▶ **What to work on**: Here is the listing. Report each line in it that contains the string "icon".

▶ **Data for processing**:
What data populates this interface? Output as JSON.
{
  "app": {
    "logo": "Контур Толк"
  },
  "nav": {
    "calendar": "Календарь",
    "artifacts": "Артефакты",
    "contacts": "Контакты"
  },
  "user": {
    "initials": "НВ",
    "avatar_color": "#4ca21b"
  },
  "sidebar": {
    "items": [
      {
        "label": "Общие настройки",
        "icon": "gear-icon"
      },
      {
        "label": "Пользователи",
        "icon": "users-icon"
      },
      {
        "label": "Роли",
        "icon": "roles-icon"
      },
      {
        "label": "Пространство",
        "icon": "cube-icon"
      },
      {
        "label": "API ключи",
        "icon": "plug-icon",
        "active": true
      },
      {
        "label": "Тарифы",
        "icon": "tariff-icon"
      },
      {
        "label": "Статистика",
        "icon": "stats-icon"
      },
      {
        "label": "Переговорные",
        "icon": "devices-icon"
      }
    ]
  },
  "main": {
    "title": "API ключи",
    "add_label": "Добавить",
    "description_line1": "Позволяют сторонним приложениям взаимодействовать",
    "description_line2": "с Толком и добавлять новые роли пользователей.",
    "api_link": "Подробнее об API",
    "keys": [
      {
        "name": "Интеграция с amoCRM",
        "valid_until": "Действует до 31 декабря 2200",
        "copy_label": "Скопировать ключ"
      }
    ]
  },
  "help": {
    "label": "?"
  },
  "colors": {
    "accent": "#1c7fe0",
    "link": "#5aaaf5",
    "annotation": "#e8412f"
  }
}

▶ **Answer for the task**:
        "icon": "gear-icon"
        "icon": "users-icon"
        "icon": "roles-icon"
        "icon": "cube-icon"
        "icon": "plug-icon",
        "icon": "tariff-icon"
        "icon": "stats-icon"
        "icon": "devices-icon"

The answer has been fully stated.